MANILA—Months into its passage into law and before it could even be ratified, the Bangsamoro Organic Law (BOL) is facing its first legal challenge yet.
The Province of Sulu questioned the constitutionality of Republic Act No. 11054 or the BOL before the Supreme Court and is asking the high court to halt efforts to conduct a plebiscite to ratify it.
In a 48-page petition filed this month, the provincial government represented by Governor Abdusakur Tan II claimed the BOL violated several provisions of the 1987 Constitution and should be declared unconstitutional.
It asked the SC to issue a temporary restraining order to prevent Executive Secretary Salvador Medialdea and DILG Secretary Eduardo Año from implementing the law, and the Commission on Elections from holding the plebiscite scheduled on January 21, 2019.
Other respondents named in the petition include Presidential Peace Adviser Jesus Dureza, the Senate, the House of Representatives, the Commission on Elections, the Bangsamoro Transition Commission, and the Moro Islamic Liberation Front.
Objections to law itself
In particular, the petition alleged that the law cannot abolish the existing Autonomous Region in Muslim Mindanao (ARMM) and replace it with a Bangsamoro Autonomous Region (BAR) because this will violate constitutional provisions that allow only 1 organic act to establish an autonomous region in Muslim Mindanao.

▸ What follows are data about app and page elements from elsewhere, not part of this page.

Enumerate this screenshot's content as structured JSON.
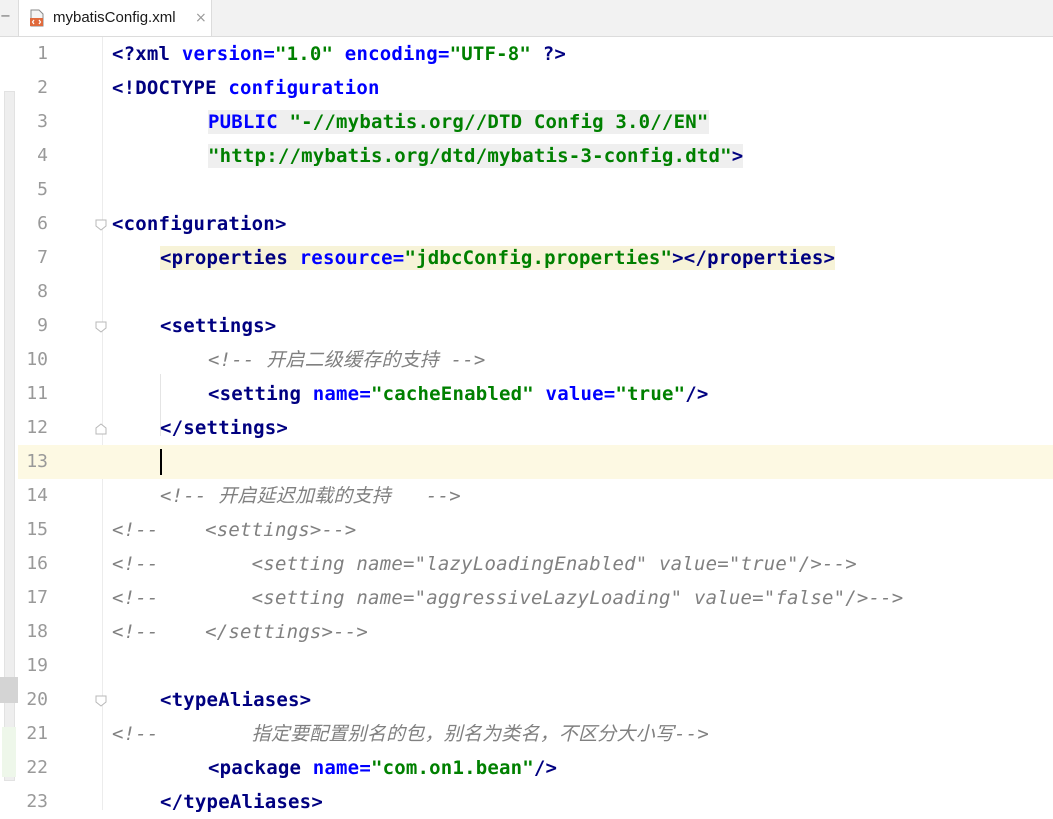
{
  "tab": {
    "file_name": "mybatisConfig.xml",
    "close_symbol": "×",
    "minus_symbol": "−"
  },
  "editor": {
    "current_line": "13",
    "lines": [
      {
        "n": "1"
      },
      {
        "n": "2"
      },
      {
        "n": "3"
      },
      {
        "n": "4"
      },
      {
        "n": "5"
      },
      {
        "n": "6"
      },
      {
        "n": "7"
      },
      {
        "n": "8"
      },
      {
        "n": "9"
      },
      {
        "n": "10"
      },
      {
        "n": "11"
      },
      {
        "n": "12"
      },
      {
        "n": "13"
      },
      {
        "n": "14"
      },
      {
        "n": "15"
      },
      {
        "n": "16"
      },
      {
        "n": "17"
      },
      {
        "n": "18"
      },
      {
        "n": "19"
      },
      {
        "n": "20"
      },
      {
        "n": "21"
      },
      {
        "n": "22"
      },
      {
        "n": "23"
      }
    ],
    "code": {
      "l1": [
        "<?",
        "xml ",
        "version",
        "=",
        "\"1.0\"",
        " encoding",
        "=",
        "\"UTF-8\"",
        " ?>"
      ],
      "l2": [
        "<!DOCTYPE ",
        "configuration"
      ],
      "l3": [
        "PUBLIC ",
        "\"-//mybatis.org//DTD Config 3.0//EN\""
      ],
      "l4": [
        "\"http://mybatis.org/dtd/mybatis-3-config.dtd\"",
        ">"
      ],
      "l6": [
        "<",
        "configuration",
        ">"
      ],
      "l7": [
        "<",
        "properties",
        " resource",
        "=",
        "\"jdbcConfig.properties\"",
        "></",
        "properties",
        ">"
      ],
      "l9": [
        "<",
        "settings",
        ">"
      ],
      "l10": "<!-- 开启二级缓存的支持 -->",
      "l11": [
        "<",
        "setting",
        " name",
        "=",
        "\"cacheEnabled\"",
        " value",
        "=",
        "\"true\"",
        "/>"
      ],
      "l12": [
        "</",
        "settings",
        ">"
      ],
      "l14": "<!-- 开启延迟加载的支持   -->",
      "l15": "<!--    <settings>-->",
      "l16": "<!--        <setting name=\"lazyLoadingEnabled\" value=\"true\"/>-->",
      "l17": "<!--        <setting name=\"aggressiveLazyLoading\" value=\"false\"/>-->",
      "l18": "<!--    </settings>-->",
      "l20": [
        "<",
        "typeAliases",
        ">"
      ],
      "l21": "<!--        指定要配置别名的包，别名为类名，不区分大小写-->",
      "l22": [
        "<",
        "package",
        " name",
        "=",
        "\"com.on1.bean\"",
        "/>"
      ],
      "l23": [
        "</",
        "typeAliases",
        ">"
      ]
    }
  },
  "icons": {
    "file": "xml-file-icon",
    "fold": "fold-marker-icon"
  },
  "colors": {
    "tag": "#000080",
    "attribute": "#0000ff",
    "string": "#008000",
    "comment": "#808080",
    "current_line_bg": "#fdf9e3"
  }
}
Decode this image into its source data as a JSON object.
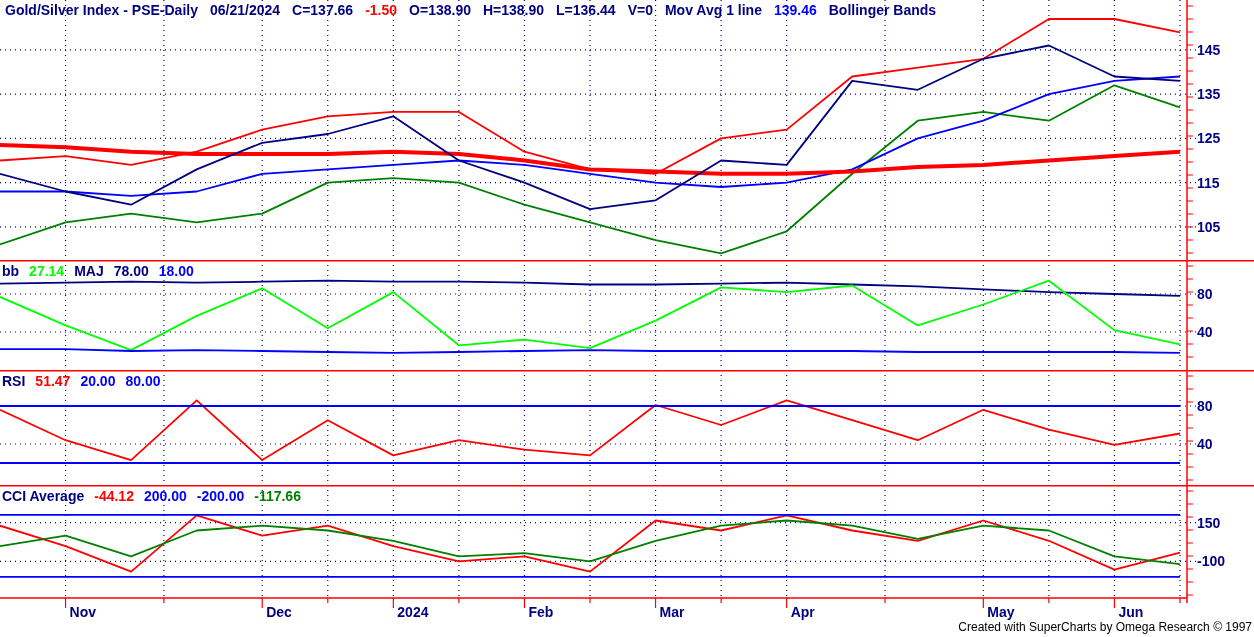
{
  "panels": [
    {
      "legend": [
        {
          "text": "Gold/Silver Index - PSE-Daily",
          "color": "#000080"
        },
        {
          "text": "06/21/2024",
          "color": "#000080"
        },
        {
          "text": "C=137.66",
          "color": "#000080"
        },
        {
          "text": "-1.50",
          "color": "#ff0000"
        },
        {
          "text": "O=138.90",
          "color": "#000080"
        },
        {
          "text": "H=138.90",
          "color": "#000080"
        },
        {
          "text": "L=136.44",
          "color": "#000080"
        },
        {
          "text": "V=0",
          "color": "#000080"
        },
        {
          "text": "Mov Avg 1 line",
          "color": "#000080"
        },
        {
          "text": "139.46",
          "color": "#0000ff"
        },
        {
          "text": "Bollinger Bands",
          "color": "#000080"
        }
      ],
      "chart_data": {
        "type": "line",
        "grid": true,
        "categories": [
          null,
          null,
          null,
          null,
          null,
          null,
          null,
          null,
          null,
          null,
          null,
          null,
          null,
          null,
          null,
          null,
          null,
          null,
          null
        ],
        "ylim": [
          97.5,
          156.3
        ],
        "yticks": [
          {
            "value": 105,
            "label": "105"
          },
          {
            "value": 115,
            "label": "115"
          },
          {
            "value": 125,
            "label": "125"
          },
          {
            "value": 135,
            "label": "135"
          },
          {
            "value": 145,
            "label": "145"
          }
        ],
        "series": [
          {
            "color": "#ff0000",
            "values": [
              120,
              121,
              119,
              122,
              127,
              130,
              131,
              131,
              122,
              118,
              117,
              125,
              127,
              139,
              141,
              143,
              152,
              152,
              149
            ]
          },
          {
            "color": "#008000",
            "values": [
              101,
              106,
              108,
              106,
              108,
              115,
              116,
              115,
              110,
              106,
              102,
              99,
              104,
              117,
              129,
              131,
              129,
              137,
              132
            ]
          },
          {
            "color": "#0000ff",
            "values": [
              113,
              113,
              112,
              113,
              117,
              118,
              119,
              120,
              119,
              117,
              115,
              114,
              115,
              118,
              125,
              129,
              135,
              138,
              139
            ]
          },
          {
            "color": "#ff0000",
            "values": [
              123.5,
              123,
              122,
              121.5,
              121.5,
              121.5,
              122,
              121.5,
              120,
              118,
              117.5,
              117,
              117,
              117.5,
              118.5,
              119,
              120,
              121,
              122
            ]
          },
          {
            "color": "#000080",
            "values": [
              117,
              113,
              110,
              118,
              124,
              126,
              130,
              120,
              115,
              109,
              111,
              120,
              119,
              138,
              136,
              143,
              146,
              139,
              138
            ]
          }
        ]
      }
    },
    {
      "legend": [
        {
          "text": "bb",
          "color": "#000080"
        },
        {
          "text": "27.14",
          "color": "#00ff00"
        },
        {
          "text": "MAJ",
          "color": "#000080"
        },
        {
          "text": "78.00",
          "color": "#000080"
        },
        {
          "text": "18.00",
          "color": "#0000ff"
        }
      ],
      "chart_data": {
        "type": "line",
        "grid": true,
        "categories": [
          null,
          null,
          null,
          null,
          null,
          null,
          null,
          null,
          null,
          null,
          null,
          null,
          null,
          null,
          null,
          null,
          null,
          null,
          null
        ],
        "ylim": [
          0,
          115.8
        ],
        "yticks": [
          {
            "value": 40,
            "label": "40"
          },
          {
            "value": 80,
            "label": "80"
          }
        ],
        "series": [
          {
            "color": "#000080",
            "values": [
              91,
              92,
              93,
              92,
              93,
              94,
              93,
              93,
              92,
              90,
              90,
              91,
              92,
              90,
              88,
              85,
              82,
              80,
              78
            ]
          },
          {
            "color": "#00ff00",
            "values": [
              77,
              47,
              21,
              57,
              86,
              44,
              82,
              26,
              32,
              23,
              52,
              87,
              82,
              89,
              47,
              69,
              94,
              42,
              27
            ]
          },
          {
            "color": "#0000ff",
            "values": [
              22,
              22,
              20,
              21,
              20,
              19,
              18,
              19,
              20,
              21,
              20,
              20,
              20,
              20,
              19,
              19,
              19,
              19,
              18
            ]
          }
        ]
      }
    },
    {
      "legend": [
        {
          "text": "RSI",
          "color": "#000080"
        },
        {
          "text": "51.47",
          "color": "#ff0000"
        },
        {
          "text": "20.00",
          "color": "#0000ff"
        },
        {
          "text": "80.00",
          "color": "#0000ff"
        }
      ],
      "chart_data": {
        "type": "line",
        "grid": true,
        "categories": [
          null,
          null,
          null,
          null,
          null,
          null,
          null,
          null,
          null,
          null,
          null,
          null,
          null,
          null,
          null,
          null,
          null,
          null,
          null
        ],
        "ylim": [
          -3.2,
          117.9
        ],
        "yticks": [
          {
            "value": 40,
            "label": "40"
          },
          {
            "value": 80,
            "label": "80"
          }
        ],
        "series": [
          {
            "color": "#ff0000",
            "values": [
              76,
              44,
              23,
              86,
              23,
              65,
              28,
              44,
              34,
              28,
              81,
              60,
              86,
              65,
              44,
              76,
              55,
              39,
              51
            ]
          },
          {
            "color": "#0000ff",
            "values": [
              20,
              20,
              20,
              20,
              20,
              20,
              20,
              20,
              20,
              20,
              20,
              20,
              20,
              20,
              20,
              20,
              20,
              20,
              20
            ]
          },
          {
            "color": "#0000ff",
            "values": [
              80,
              80,
              80,
              80,
              80,
              80,
              80,
              80,
              80,
              80,
              80,
              80,
              80,
              80,
              80,
              80,
              80,
              80,
              80
            ]
          }
        ]
      }
    },
    {
      "legend": [
        {
          "text": "CCI Average",
          "color": "#000080"
        },
        {
          "text": "-44.12",
          "color": "#ff0000"
        },
        {
          "text": "200.00",
          "color": "#0000ff"
        },
        {
          "text": "-200.00",
          "color": "#0000ff"
        },
        {
          "text": "-117.66",
          "color": "#008000"
        }
      ],
      "chart_data": {
        "type": "line",
        "grid": true,
        "categories": [
          null,
          "Nov",
          null,
          null,
          "Dec",
          null,
          "2024",
          null,
          "Feb",
          null,
          "Mar",
          null,
          "Apr",
          null,
          null,
          "May",
          null,
          "Jun",
          null
        ],
        "ylim": [
          -330,
          393
        ],
        "yticks": [
          {
            "value": -100,
            "label": "-100"
          },
          {
            "value": 150,
            "label": "150"
          }
        ],
        "series": [
          {
            "color": "#ff0000",
            "values": [
              130,
              -2,
              -166,
              197,
              66,
              130,
              -2,
              -100,
              -67,
              -166,
              164,
              99,
              197,
              99,
              33,
              164,
              33,
              -153,
              -44
            ]
          },
          {
            "color": "#008000",
            "values": [
              -2,
              66,
              -67,
              99,
              130,
              99,
              33,
              -67,
              -47,
              -100,
              33,
              130,
              164,
              130,
              46,
              130,
              99,
              -67,
              -118
            ]
          },
          {
            "color": "#0000ff",
            "values": [
              200,
              200,
              200,
              200,
              200,
              200,
              200,
              200,
              200,
              200,
              200,
              200,
              200,
              200,
              200,
              200,
              200,
              200,
              200
            ]
          },
          {
            "color": "#0000ff",
            "values": [
              -200,
              -200,
              -200,
              -200,
              -200,
              -200,
              -200,
              -200,
              -200,
              -200,
              -200,
              -200,
              -200,
              -200,
              -200,
              -200,
              -200,
              -200,
              -200
            ]
          }
        ]
      }
    }
  ],
  "footer": "Created with SuperCharts by Omega Research © 1997"
}
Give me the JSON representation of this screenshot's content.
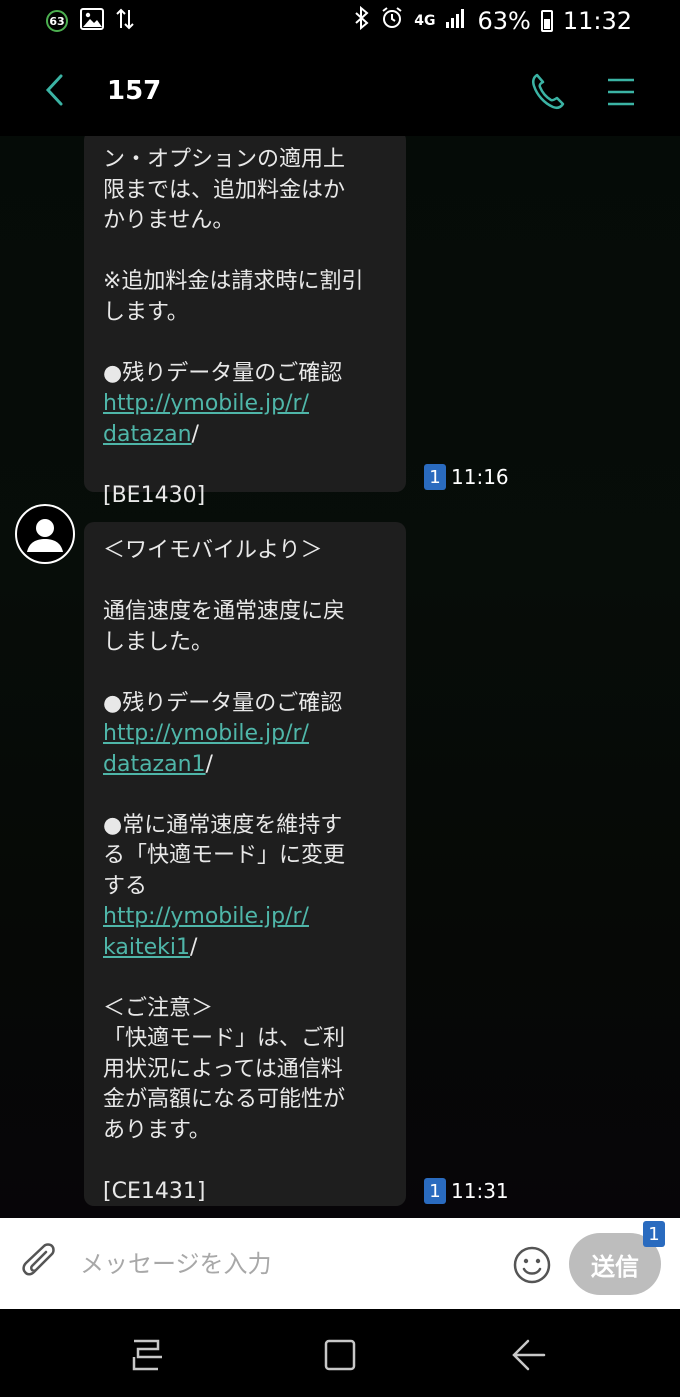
{
  "status_bar": {
    "notification_badge": "63",
    "network": "4G",
    "battery_percent": "63%",
    "time": "11:32",
    "icons": [
      "image-icon",
      "data-sync-icon",
      "bluetooth-icon",
      "alarm-icon",
      "signal-icon",
      "battery-icon"
    ]
  },
  "header": {
    "title": "157",
    "back_icon": "chevron-left-icon",
    "call_icon": "phone-icon",
    "menu_icon": "menu-icon"
  },
  "messages": [
    {
      "lines": [
        "ン・オプションの適用上",
        "限までは、追加料金はか",
        "かりません。",
        "",
        "※追加料金は請求時に割引",
        "します。",
        "",
        "●残りデータ量のご確認"
      ],
      "link_line1": "http://ymobile.jp/r/",
      "link_line2": "datazan",
      "link_suffix": "/",
      "code": "[BE1430]",
      "unread_count": "1",
      "time": "11:16"
    },
    {
      "lines_a": [
        "＜ワイモバイルより＞",
        "",
        "通信速度を通常速度に戻",
        "しました。",
        "",
        "●残りデータ量のご確認"
      ],
      "link1_line1": "http://ymobile.jp/r/",
      "link1_line2": "datazan1",
      "link1_suffix": "/",
      "lines_b": [
        "●常に通常速度を維持す",
        "る「快適モード」に変更",
        "する"
      ],
      "link2_line1": "http://ymobile.jp/r/",
      "link2_line2": "kaiteki1",
      "link2_suffix": "/",
      "lines_c": [
        "＜ご注意＞",
        "「快適モード」は、ご利",
        "用状況によっては通信料",
        "金が高額になる可能性が",
        "あります。"
      ],
      "code": "[CE1431]",
      "unread_count": "1",
      "time": "11:31"
    }
  ],
  "composer": {
    "placeholder": "メッセージを入力",
    "send_label": "送信",
    "send_badge": "1"
  },
  "navigation": {
    "items": [
      "recent-apps-icon",
      "home-icon",
      "back-icon"
    ]
  },
  "colors": {
    "link": "#4fb6a9",
    "accent": "#3bb3a4",
    "bubble": "#1e1e1e",
    "unread_badge": "#2a6bbf"
  }
}
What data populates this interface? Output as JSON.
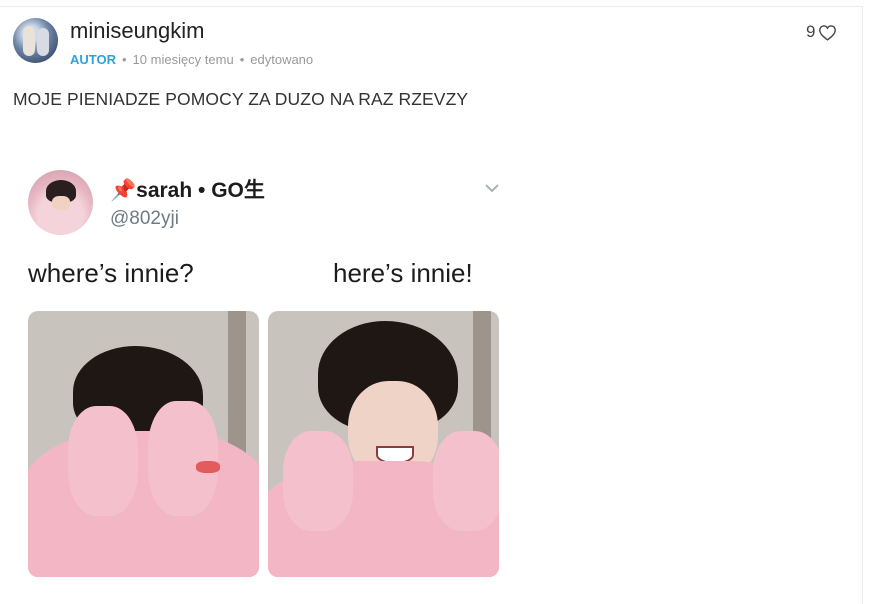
{
  "post": {
    "username": "miniseungkim",
    "author_badge": "AUTOR",
    "time": "10 miesięcy temu",
    "edited": "edytowano",
    "separator": "•",
    "like_count": "9",
    "comment": "MOJE PIENIADZE POMOCY ZA DUZO NA RAZ RZEVZY"
  },
  "tweet": {
    "display_name": "📌sarah • GO生",
    "handle": "@802yji",
    "caption_left": "where’s innie?",
    "caption_right": "here’s innie!"
  },
  "icons": {
    "like": "heart-outline-icon",
    "menu": "chevron-down-icon"
  },
  "colors": {
    "author_accent": "#2da3d9",
    "hoodie_pink": "#f2b6c4"
  }
}
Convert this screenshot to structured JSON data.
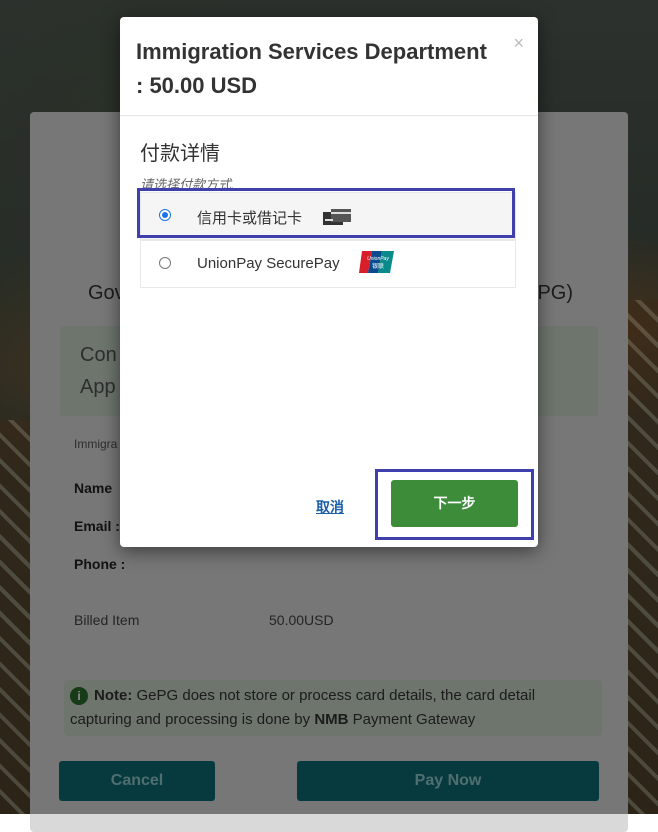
{
  "background": {
    "heading_left": "Gov",
    "heading_right": "PG)",
    "confirm_line1": "Con",
    "confirm_line2": "App",
    "immigration_label": "Immigra",
    "name_label": "Name",
    "email_label": "Email :",
    "phone_label": "Phone :",
    "billed_item_label": "Billed Item",
    "billed_item_value": "50.00USD",
    "note_prefix": "Note:",
    "note_text_1": " GePG does not store or process card details, the card detail capturing and processing is done by ",
    "note_bold": "NMB",
    "note_text_2": " Payment Gateway",
    "cancel_button": "Cancel",
    "pay_button": "Pay Now"
  },
  "modal": {
    "title": "Immigration Services Department : 50.00 USD",
    "close": "×",
    "section_title": "付款详情",
    "section_subtitle": "请选择付款方式.",
    "options": [
      {
        "label": "信用卡或借记卡",
        "selected": true,
        "icon": "credit-card-icon"
      },
      {
        "label": "UnionPay SecurePay",
        "selected": false,
        "icon": "unionpay-logo"
      }
    ],
    "cancel_link": "取消",
    "next_button": "下一步"
  },
  "colors": {
    "next_button": "#3d8c3a",
    "highlight_border": "#3f3fae",
    "primary_button": "#0e6b73"
  }
}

“Since ARMM is created by Constitutional fiat, Congress, by itself, has absolutely no authority to abolish ARMM. Only through an amendment of the Constitution may ARMM be abolished. This is so, because only the Constitution may create or abolish an autonomous region,” the petition said.
Objections to form of government
Among the provisions the petition objected to is the form of government the BAR will take.
Under the BOL, the BAR will have a parliamentary form of government with elected members of the legislative assembly who will choose from among themselves a chief minister who will lead the executive department.
According to the petition, this will violate the doctrine of the separation of powers under the Constitution.
“Under this parliamentary set-up, the powers of Parliament (legislative branch), and those of the Cabinet (executive branch), are not separate but, in fact, fused. This is contrary to the requirement under the Constitution that the structure of the government for each of the autonomous regions should consist of the executive department and the legislative assembly, compliant with the doctrine of separation of powers embodied in the Constitution,” it said.
And because the chief minister will be chosen only by members of the parliament, “the right of the people to elect the head of the executive branch of the Bangsamoro government is not recognized,” the petition argued, citing a constitutional provision requiring executive and legislative officials to be elected and to be representative of their constituent political units.
The petition also questioned the composition of the legislative assembly.
Under the BOL, 50% of the members of the assembly will come from political parties, 40% from parliamentary districts and 10% is reserved to sectoral representatives.
According to the petition, representation in the legislative assembly must correspond to constituent political units – in this case, 5 provinces and 2 cities under the current ARMM.
ARMM is composed of Basilan, Lanao del Sur, Maguindanao, Sulu and Tawi-Tawi and the cities of Marawi and Lamitan.
Objections to plebiscite
Justifying its personal interest in filing the petition, the Province of Sulu is claiming personal injury from the manner by which the plebiscite to ratify the BOL will be conducted in January.
The BOL provision on the plebiscite states that the votes of the provinces and cities that are currently part of the ARMM will be treated as “one geographical area.”
For Sulu, this means that it “is being coerced to be part of the soon-to-be-established BAR, even if the votes cast in the province fail to secure the acquiescence of the majority.”
“[T]o consider the provinces and cities of the ARMM as one geographical area for purposes of voting in the plebiscite to ratify the BOL violates the constitutional requirement enshrined in Section 18, 2nd paragraph, Article X of the Constitution that the creation of the autonomous region shall be effective when approved by majority of the votes cast by the constituent units in a plebiscite called for the purpose,” it said.
Objections to territorial jurisdiction
In addition, Sulu took issue with its automatic inclusion in the territory of the BAR, along with other existing members of the ARMM.
It claimed that this will effectively mean that Congress has erased the identity of indigenous cultural minorities and violate their rights to ancestral domains and lands.
Objections to MILF as Bangsamoro Transition Authority lead
The petition also questioned why the Moro Islamic Liberation Front has been designated to lead the Bangsamoro Transition Authority.
It alleged that this violated the equal protection clause of the Constitution because there are other rebel groups in Mindanao and there are also non-Muslims and Muslims who are not members of the MILF.
“Without a doubt, Section 2, Article XVI of BOL was included in the law solely for the purpose of placing the MILF in a class of its own, to the exclusion of others similarly situated, in violation of the equal protection clause mandated by our Constitution,” it said.
The petition also accused the Philippine government of promoting Islam to the prejudice of other religions in providing funds for the BAR.
The Supreme Court en banc has asked the government to comment on the petition.